Perhaps the problem was Mr Hirsh’s conception that Bill and Hillary Clinton were “two of the savviest politicians in the country.” No, while Bill Clinton is certainly one of the savviest politicians in the country, it has always been clear that Hillary Clinton was not. She had a huge lead over a very junior senator from Illinois going into the 2008 primaries, and she lost. She had a great deal of surreptitious help from Democratic Party officials in rigging the 2016 primaries for her, and against Senator Bernie Sanders (I-VT), and he still presented a huge challenge to her; had it not been for Mrs Clinton’s huge lead amongst the “super delegates,” and the increasing perception that he simply couldn’t overcome that, Mr Sanders might have won enough delegates in the primaries to have won the nomination. Mr Clinton’s absurd “you get two for the price of one” meme in 1992, as though his wife was somehow just as good as he was, led a huge number of Democrats to simply assume that Mrs Clinton was just as savvy a politician as her husband. Instead, Mrs Clinton and her campaign mostly ignored the advice of her husband, a man who had won two presidential campaigns.
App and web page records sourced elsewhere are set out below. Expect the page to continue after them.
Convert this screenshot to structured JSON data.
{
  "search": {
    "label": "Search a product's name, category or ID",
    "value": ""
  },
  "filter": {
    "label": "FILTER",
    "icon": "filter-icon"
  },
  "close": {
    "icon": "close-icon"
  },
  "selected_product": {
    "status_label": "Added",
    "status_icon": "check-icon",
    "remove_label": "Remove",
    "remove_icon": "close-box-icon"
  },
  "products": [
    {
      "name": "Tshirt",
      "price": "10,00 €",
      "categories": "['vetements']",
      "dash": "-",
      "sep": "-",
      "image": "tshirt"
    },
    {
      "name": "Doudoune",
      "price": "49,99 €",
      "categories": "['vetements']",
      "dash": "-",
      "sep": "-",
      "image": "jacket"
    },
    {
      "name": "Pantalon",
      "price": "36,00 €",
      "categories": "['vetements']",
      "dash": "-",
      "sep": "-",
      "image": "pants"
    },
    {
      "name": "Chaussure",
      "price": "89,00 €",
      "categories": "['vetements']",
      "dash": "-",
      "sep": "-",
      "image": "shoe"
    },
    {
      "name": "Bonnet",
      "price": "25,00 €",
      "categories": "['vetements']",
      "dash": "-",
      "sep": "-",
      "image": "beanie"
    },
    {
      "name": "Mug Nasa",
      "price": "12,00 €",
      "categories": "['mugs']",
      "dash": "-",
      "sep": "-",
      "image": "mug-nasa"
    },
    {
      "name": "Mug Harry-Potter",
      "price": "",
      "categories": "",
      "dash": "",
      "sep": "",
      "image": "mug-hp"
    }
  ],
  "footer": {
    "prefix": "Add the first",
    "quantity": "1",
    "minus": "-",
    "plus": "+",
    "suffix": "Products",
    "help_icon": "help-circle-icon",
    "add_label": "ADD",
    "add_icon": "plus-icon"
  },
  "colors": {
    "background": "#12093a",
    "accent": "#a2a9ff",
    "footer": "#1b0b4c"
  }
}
Who is Matt Erwin, the author of the first article cited here? He “is a Louisville-based communications consultant. A former staffer in the Kentucky and Illinois House of Representatives, he also has been communications director and spokesman of the Kentucky Democratic Party. His column appears every third Thursday in the Courier-Journal.” I suppose it’s not a surprise that such a loyal Democrat would have seen what he wanted to see, a generations-long destruction of the Republican Party. That the voters wiped the smug look off of his face is very satisfying, but his article points to one truth: the losing party in each presidential election for the past several cycles has been written off as moribund, ready to die. That was written about the GOP after the 2008 and 2012 elections, but the Republicans not only survived, but seized the initiative in state government races, as well as taking control of the House of Representatives in the 2010 election, and the United States Senate in 2014 contests. The Democrats were counted out as dying following the 2004 elections, but came back to take control of both Houses of Congress following teh 2006 elections, and increasing their margins in Congress as well as electing Barack Obama in 2008. The lesson is simple: never count out either party, despite one electoral setback.